As sadly I look to the distance hills that seem to grow further away by day
Obscured by the ever growing houses and cars replacing crops in the fields

One day it felt like ten thousand leaves fell about by my head as I pondered
With a mist descending with a quickening pace Photoshopping out the hills
And a gentle breeze was replaced by an angry gust of Mother Nature’s rage
Even the birds seemed frightened of her so kept their songs to muted grey

My eyes wandered left and right as watched the destruction she caused
But my thoughts were elsewhere lost in thought of those now forever gone
A father, a friend and a great uncle too all now stars in the evening skies
Even the chaos she caused would not change the internal mess I now felt
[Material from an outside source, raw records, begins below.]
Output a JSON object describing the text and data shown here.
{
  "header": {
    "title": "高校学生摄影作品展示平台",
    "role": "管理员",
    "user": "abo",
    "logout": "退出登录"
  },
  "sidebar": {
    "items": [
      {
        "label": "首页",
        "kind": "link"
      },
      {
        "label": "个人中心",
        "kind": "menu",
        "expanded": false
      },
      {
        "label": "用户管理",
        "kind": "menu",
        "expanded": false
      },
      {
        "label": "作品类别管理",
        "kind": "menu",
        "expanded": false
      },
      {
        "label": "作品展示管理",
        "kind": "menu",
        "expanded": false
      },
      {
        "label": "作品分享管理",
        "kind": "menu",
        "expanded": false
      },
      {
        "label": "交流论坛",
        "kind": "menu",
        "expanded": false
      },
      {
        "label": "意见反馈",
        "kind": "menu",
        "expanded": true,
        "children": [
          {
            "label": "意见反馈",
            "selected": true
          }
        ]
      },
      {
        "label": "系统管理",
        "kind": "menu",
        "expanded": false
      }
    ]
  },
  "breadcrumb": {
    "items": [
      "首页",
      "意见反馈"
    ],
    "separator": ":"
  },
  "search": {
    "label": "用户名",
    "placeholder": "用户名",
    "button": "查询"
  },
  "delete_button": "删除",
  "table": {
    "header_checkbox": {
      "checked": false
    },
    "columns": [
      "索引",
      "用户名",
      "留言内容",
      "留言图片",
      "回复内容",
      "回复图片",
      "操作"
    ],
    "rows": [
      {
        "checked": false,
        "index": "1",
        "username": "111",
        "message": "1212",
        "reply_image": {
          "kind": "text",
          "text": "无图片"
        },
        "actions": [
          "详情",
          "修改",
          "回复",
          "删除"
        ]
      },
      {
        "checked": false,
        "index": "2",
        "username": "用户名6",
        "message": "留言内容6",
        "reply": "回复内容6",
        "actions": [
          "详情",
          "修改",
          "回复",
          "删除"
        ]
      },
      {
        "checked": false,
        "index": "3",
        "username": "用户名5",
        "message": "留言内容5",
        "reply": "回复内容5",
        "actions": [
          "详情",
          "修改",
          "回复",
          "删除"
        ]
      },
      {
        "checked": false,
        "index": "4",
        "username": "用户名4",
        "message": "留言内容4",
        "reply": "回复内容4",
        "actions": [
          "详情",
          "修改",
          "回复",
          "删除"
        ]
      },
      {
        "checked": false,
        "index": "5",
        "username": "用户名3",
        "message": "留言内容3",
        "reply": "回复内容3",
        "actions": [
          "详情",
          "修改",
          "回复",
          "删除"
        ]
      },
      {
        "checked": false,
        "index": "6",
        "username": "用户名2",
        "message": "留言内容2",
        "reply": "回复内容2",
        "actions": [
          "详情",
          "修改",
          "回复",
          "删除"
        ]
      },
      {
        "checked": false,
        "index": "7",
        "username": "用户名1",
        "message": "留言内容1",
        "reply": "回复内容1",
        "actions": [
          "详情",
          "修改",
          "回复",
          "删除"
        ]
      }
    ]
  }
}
In this constantly changing world the view from my window now tarnished
Emptiness replaced where the leaves had once sat among the song birds
But like the soldiers of Flanders Field now lying on the ground in blood red
Humans and Mother Nature fighting to keep control that each feel their own

Too many have swapped the colourful life for that of autotuned human grey
Follow blindly like a sheep that can be manipulated into doing another’s work
But now many are awakening to this each dawn with their swords ready
And on Mother Nature’s side they will fight to keep this world in balance

In the month of October the leaves change colour but life on Earth carries on
And the armies evergreen trees protect us from Jack Frost’s chilling laugh
Humans are only one of the characters in this play not the star and director
So let us let take a back seat and enjoy the show with the others not alone.

© Fi S. J. Brown